This tour is often very nice for mammals, and I hope we didn’t use up all our luck today. We started off with excellent looks at a black-morph eastern fox squirrel, one of the handsomest of the squirrels. Then at Lake Manawa we were serenaded in the late afternoon by a pack of coyotes, beautiful noise that never fails to send a shiver up the spine.
If there was a disappointment today, and I don’t think there really was, it was the woodcock show. The first started to buzz at 6:40 pm, but we had only fleeting views of three birds flying in early to display, and not a single good look at any of the birds up in the sky. It was getting chilly and the wind came up, so we kicked it in half an hour later. We’ll try again at the end of the tour — tomorrow it’s west to look for cranes, gray ones and white ones and maybe, fingers fervently crossed, one with a black and white neck….
It’s one of my favorite places on earth. I learned to bird there, and I go back every spring — and whenever else I can — to catch up with the birds and the trees and the people I have been so fond of so long.
Fontenelle Forest was officially dedicated one hundred years ago this afternoon, when three thousand people gathered to celebrate this precious chunk of woodland just south of the largest city on the northern Great Plains.
The program began — perhaps inevitably — with a performance of Grieg’s “Morgenstimmung.” A certain Miss Hazel Silver then offered a piece less familiar to us (or at least to me) now, “The Hermit Thrush,” by F.S. Converse and Arvia MacKaye.
It seemed to be a voice of love/ That always had loved me… / My wandering love, lost yet forever heard.
Then came the afternoon’s prime attraction, a performance of Percy MacKaye’s “Sanctuary” with an epilogue specially composed for the occasion. MacKaye’s masque may have been short on dramatic tension, but its conservation message could not have been clearer — or more appropriate to the day.
A compact, then… that when we go/ Forth from these gracious trees/ Into the world, we go as witnesses/ Before the men who make our country’s laws,/ And by our witness show/ In burning words/ The meaning of these sylvan mysteries:/ Freedom and sanctuary for the birds!
Those words still burn, and Fontenelle Forest, if it remains in hands wise enough to privilege conservation of a scarce resource over entertainment and spectacle, will keep its sylvan mysteries for another century to come.
One of my favorite places and one of my favorite place names — but Sowbelly wasn’t especially Prius-friendly the other day after the snow. So we took just a quick, chilly walk into the top of the canyon before heading west.
It was quiet up there, a circumstance that only convinced me there were really great birds down lower; but it’s hard to complain about fences lined with mountain bluebirds and Brewer’s blackbirds.

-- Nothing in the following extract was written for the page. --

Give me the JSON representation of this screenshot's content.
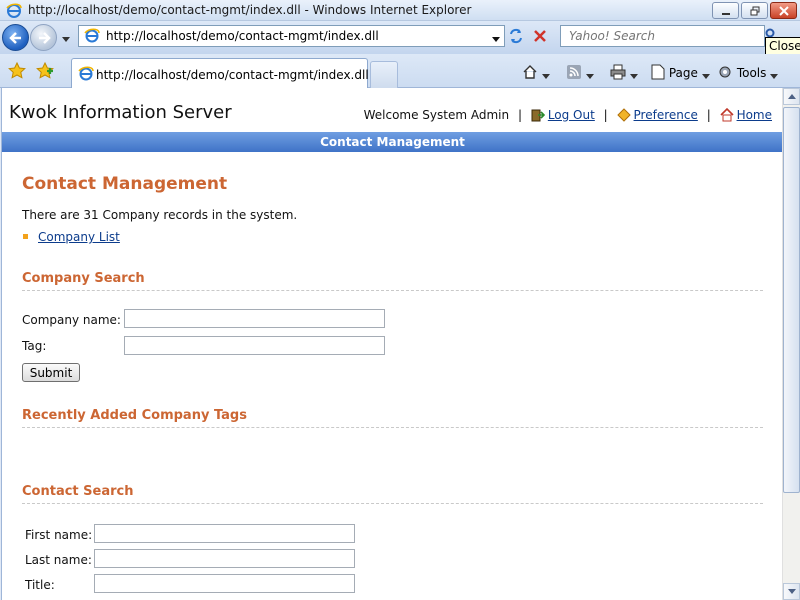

A distant Pheucticus song was neatly identified when a male black-headed grosbeak flew in to investigate our presence; both species occur in spring on the Pine Ridge, and — confession time — I can’t consistently tell the songs apart, and these ears of mime don’t always pick up those chip notes at a distance.
We were hoping for Lewis’s — it’s just time for that species to arrive — but had to content ourselves with the even more stunning red-headed woodpeckers; the bird is common all across Nebraska, wherever there are trees or fence posts, but it’s still a bit disconcerting to see it against a background of shortgrass prairie and buttes.
And even more disconcerting to look down the fence and see a Cassin’s kingbird.
These no-longer-quite-so-southwestern tyrants breed in the upper canyon (and even farther north into Dakota, if I remember right), but I’d resigned myself to their late arrival when this one suddenly appeared. Who knows — this may have been the first of its species to make it to Nebraska this year. And it couldn’t have chosen a more beautiful place to land.